Medications are an insufficient and ineffective intervention for the chronic diseases that have been created by bad lifestyle and dietary choices. A considerable part of the problem is bad information. Inappropriate diets of all descriptions flood the marketplace, and traditional dietary teachings are riddled with myths and inaccuracies. The failure of conventional dietary programs to achieve longterm weight reduction merely reflects the weakness of the advice given and the poor educational and motivational techniques offered. This lack of awareness—even among health professionals—does not weaken the science, logic, or effectiveness of utilizing superior nutrition and lifestyle interventions as the primary therapeutic modality, however.

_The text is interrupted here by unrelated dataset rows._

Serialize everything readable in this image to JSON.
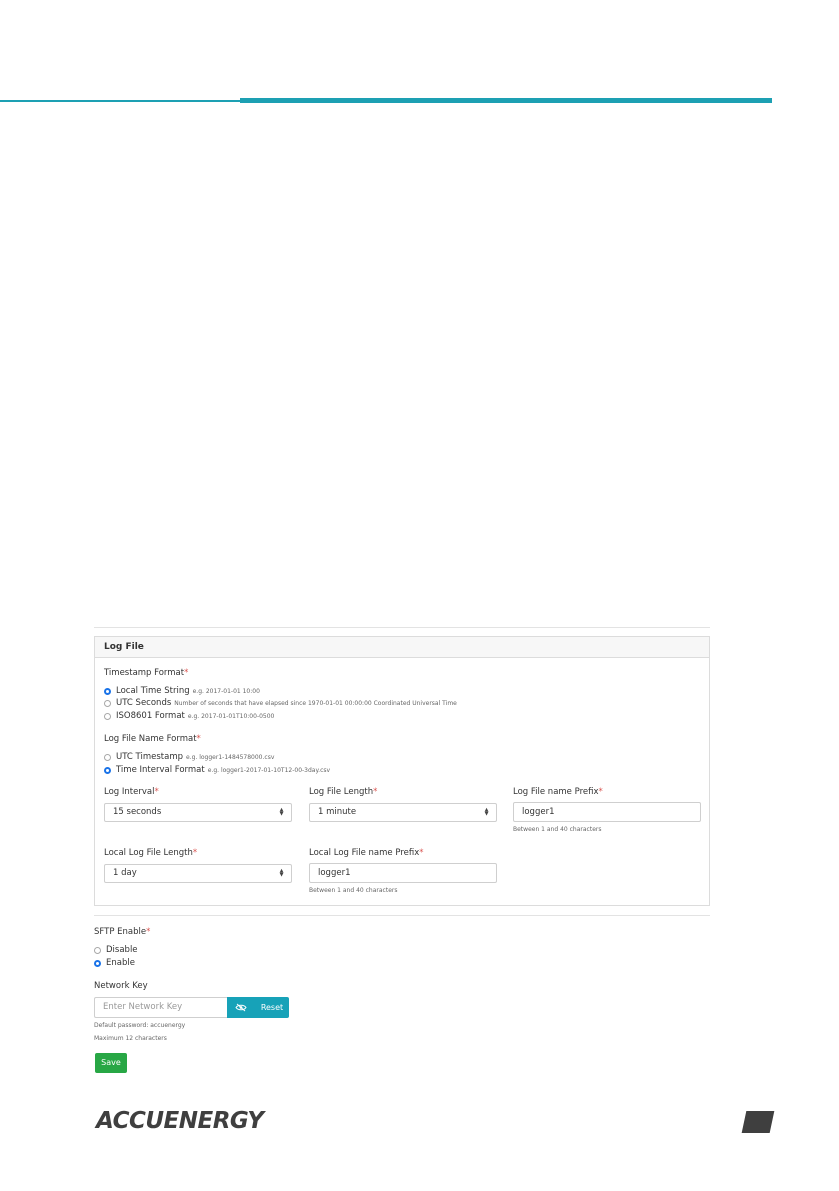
{
  "colors": {
    "accent": "#1da0b3",
    "required": "#d9534f",
    "radio_selected": "#1a73e8",
    "save": "#28a745",
    "reset": "#17a2b8"
  },
  "log_file": {
    "title": "Log File",
    "timestamp_format": {
      "label": "Timestamp Format",
      "options": [
        {
          "label": "Local Time String",
          "hint": "e.g. 2017-01-01 10:00",
          "selected": true
        },
        {
          "label": "UTC Seconds",
          "hint": "Number of seconds that have elapsed since 1970-01-01 00:00:00 Coordinated Universal Time",
          "selected": false
        },
        {
          "label": "ISO8601 Format",
          "hint": "e.g. 2017-01-01T10:00-0500",
          "selected": false
        }
      ]
    },
    "file_name_format": {
      "label": "Log File Name Format",
      "options": [
        {
          "label": "UTC Timestamp",
          "hint": "e.g. logger1-1484578000.csv",
          "selected": false
        },
        {
          "label": "Time Interval Format",
          "hint": "e.g. logger1-2017-01-10T12-00-3day.csv",
          "selected": true
        }
      ]
    },
    "log_interval": {
      "label": "Log Interval",
      "value": "15 seconds"
    },
    "log_file_length": {
      "label": "Log File Length",
      "value": "1 minute"
    },
    "log_file_prefix": {
      "label": "Log File name Prefix",
      "value": "logger1",
      "help": "Between 1 and 40 characters"
    },
    "local_log_file_length": {
      "label": "Local Log File Length",
      "value": "1 day"
    },
    "local_log_file_prefix": {
      "label": "Local Log File name Prefix",
      "value": "logger1",
      "help": "Between 1 and 40 characters"
    }
  },
  "sftp": {
    "label": "SFTP Enable",
    "options": [
      {
        "label": "Disable",
        "selected": false
      },
      {
        "label": "Enable",
        "selected": true
      }
    ]
  },
  "network_key": {
    "label": "Network Key",
    "placeholder": "Enter Network Key",
    "reset_label": "Reset",
    "help1": "Default password: accuenergy",
    "help2": "Maximum 12 characters"
  },
  "save_label": "Save",
  "brand": {
    "logo_text": "ACCUENERGY",
    "icon": "eye-slash-icon"
  }
}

Following a correct diet and exercise plan as a remedy should not be labeled alternative or complementary medicine. It is simply the way all properly educated doctors should be practicing. Everything else should be called malpractice medicine. Offering patients drugs and surgical interventions without informing them that, for most diseases, nutritional excellence and exercise are safer and more effective in the long run is not adequate informed consent to the use of medications. The risks of medicines are downplayed and their supposed benefits greatly exaggerated by a medical profession and drug industry who offer drugs as the panacea to all that ails us.

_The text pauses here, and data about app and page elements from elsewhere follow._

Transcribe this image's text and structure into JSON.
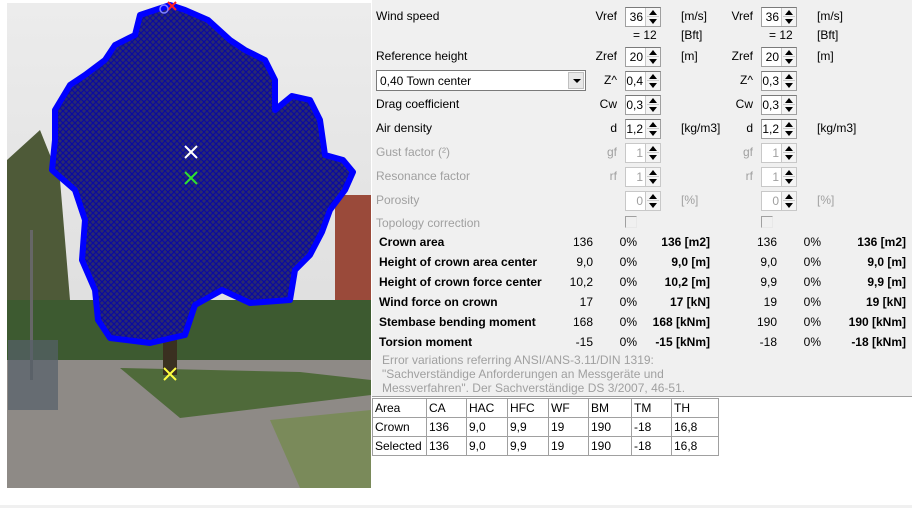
{
  "photo": {
    "crown_outline_color": "#0000ff",
    "hatch_color": "#0a0a8c",
    "markers": [
      "red-x",
      "blue-circle",
      "white-x",
      "green-x",
      "yellow-x"
    ]
  },
  "params": {
    "wind_speed": {
      "label": "Wind speed",
      "sym": "Vref",
      "v1": "36",
      "v2": "36",
      "unit": "[m/s]"
    },
    "bft": {
      "eq1": "= 12",
      "eq2": "= 12",
      "unit": "[Bft]"
    },
    "ref_height": {
      "label": "Reference height",
      "sym": "Zref",
      "v1": "20",
      "v2": "20",
      "unit": "[m]"
    },
    "roughness": {
      "selected": "0,40 Town center",
      "sym": "Z^",
      "v1": "0,4",
      "v2": "0,3"
    },
    "drag": {
      "label": "Drag coefficient",
      "sym": "Cw",
      "v1": "0,3",
      "v2": "0,3"
    },
    "air": {
      "label": "Air density",
      "sym": "d",
      "v1": "1,2",
      "v2": "1,2",
      "unit": "[kg/m3]"
    },
    "gust": {
      "label": "Gust factor (²)",
      "sym": "gf",
      "v1": "1",
      "v2": "1"
    },
    "resonance": {
      "label": "Resonance factor",
      "sym": "rf",
      "v1": "1",
      "v2": "1"
    },
    "porosity": {
      "label": "Porosity",
      "v1": "0",
      "v2": "0",
      "unit": "[%]"
    },
    "topology": {
      "label": "Topology correction",
      "c1": false,
      "c2": false
    }
  },
  "results": [
    {
      "label": "Crown area",
      "a": "136",
      "ap": "0%",
      "ab": "136 [m2]",
      "b": "136",
      "bp": "0%",
      "bb": "136 [m2]"
    },
    {
      "label": "Height of crown area center",
      "a": "9,0",
      "ap": "0%",
      "ab": "9,0 [m]",
      "b": "9,0",
      "bp": "0%",
      "bb": "9,0 [m]"
    },
    {
      "label": "Height of crown force center",
      "a": "10,2",
      "ap": "0%",
      "ab": "10,2 [m]",
      "b": "9,9",
      "bp": "0%",
      "bb": "9,9 [m]"
    },
    {
      "label": "Wind force on crown",
      "a": "17",
      "ap": "0%",
      "ab": "17 [kN]",
      "b": "19",
      "bp": "0%",
      "bb": "19 [kN]"
    },
    {
      "label": "Stembase bending moment",
      "a": "168",
      "ap": "0%",
      "ab": "168 [kNm]",
      "b": "190",
      "bp": "0%",
      "bb": "190 [kNm]"
    },
    {
      "label": "Torsion moment",
      "a": "-15",
      "ap": "0%",
      "ab": "-15 [kNm]",
      "b": "-18",
      "bp": "0%",
      "bb": "-18 [kNm]"
    }
  ],
  "note": [
    "Error variations referring ANSI/ANS-3.11/DIN 1319:",
    "\"Sachverständige Anforderungen an Messgeräte und",
    "Messverfahren\". Der Sachverständige DS 3/2007,  46-51."
  ],
  "table": {
    "headers": [
      "Area",
      "CA",
      "HAC",
      "HFC",
      "WF",
      "BM",
      "TM",
      "TH"
    ],
    "rows": [
      [
        "Crown",
        "136",
        "9,0",
        "9,9",
        "19",
        "190",
        "-18",
        "16,8"
      ],
      [
        "Selected",
        "136",
        "9,0",
        "9,9",
        "19",
        "190",
        "-18",
        "16,8"
      ]
    ]
  }
}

Most often alternative, or complementary, medicine offers the same treatment mentality as the physicians focused on dispensing drugs. Rather than dealing with the dietary and lifestyle factors that caused the condition, alternative physicians are also offering some magic in the form of an herbal pill or IV vitamin drip. Natural herbs or other modalities can sometimes offer similar effects as drugs. There are plenty of natural substances that have therapeutic effects, but they do not deal with the cause of the problem, so their benefits are limited. A diet-induced disease needs a dietary solution, not more treatment options. It is typical to find an alternative physician offering chelation, IV nutrients, hormones, and an expensive assortment of supplements and remedies while the patient remains fifty pounds overweight. Effective weight reduction will not be achieved. Remedies can change the expression of symptoms, but they never make patients well. They just cause people to become more dependent on doctors and their remedies. Physicians and consumers are quick to embrace doctorrecommended medical interventions while they ignore simple, inexpensive, and dramatically effective lifestyle interventions. Optimal lifestyle medicine would free these people from needing medical care. They need less and less therapy and medical intervention. This path of advice is not a moneymaker for the professional. There is no huge economic incentive to promote the basics of good health.

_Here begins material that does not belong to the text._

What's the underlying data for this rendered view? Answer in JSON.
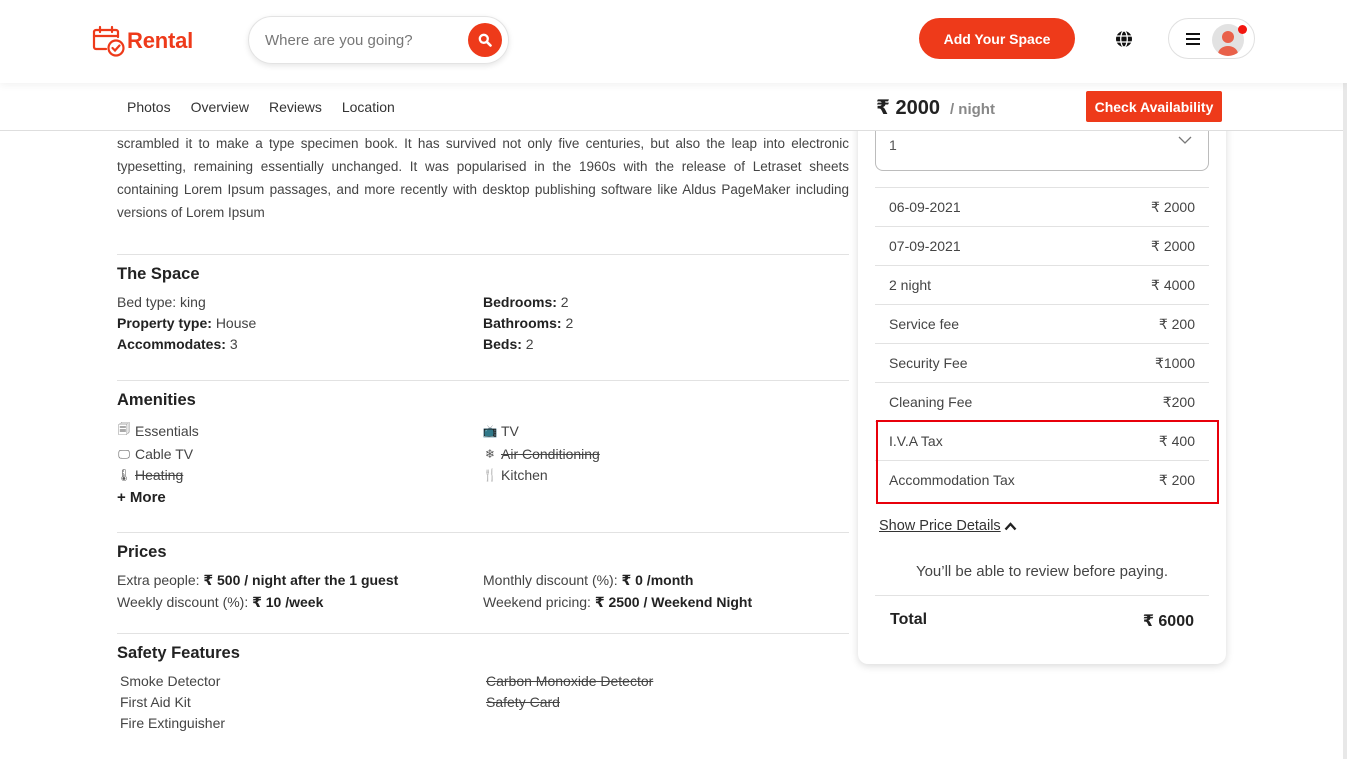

The problem with lifestyle medicine today is the varying opinions and dietary programs that are popular but not ideal. These in turn result in a few studies showing limited effectiveness—all of which help the current medical approach make its case for prescriptions.

Wouldn’t it be simpler if we all could agree on one program? If there was one program that was most logical, most effective therapeutically, and beat out all the others when subjected to scientific scrutiny and long-term evaluation, it would change the health conversation radically, and all doctors and healers would naturally begin embracing such a protocol. I have been developing, teaching, and fine-tuning this program over the last twenty years. Studies continue to show it can meet any scrutiny and testing. It is ready for implementation and documentation. It works effectively for a surprisingly wide array of chronic diseases and does not have to be overly complicated. As we’ve explored, significant research already supports its use, and further research is presently in process. Test it for yourself, and you will be shocked with its effectiveness.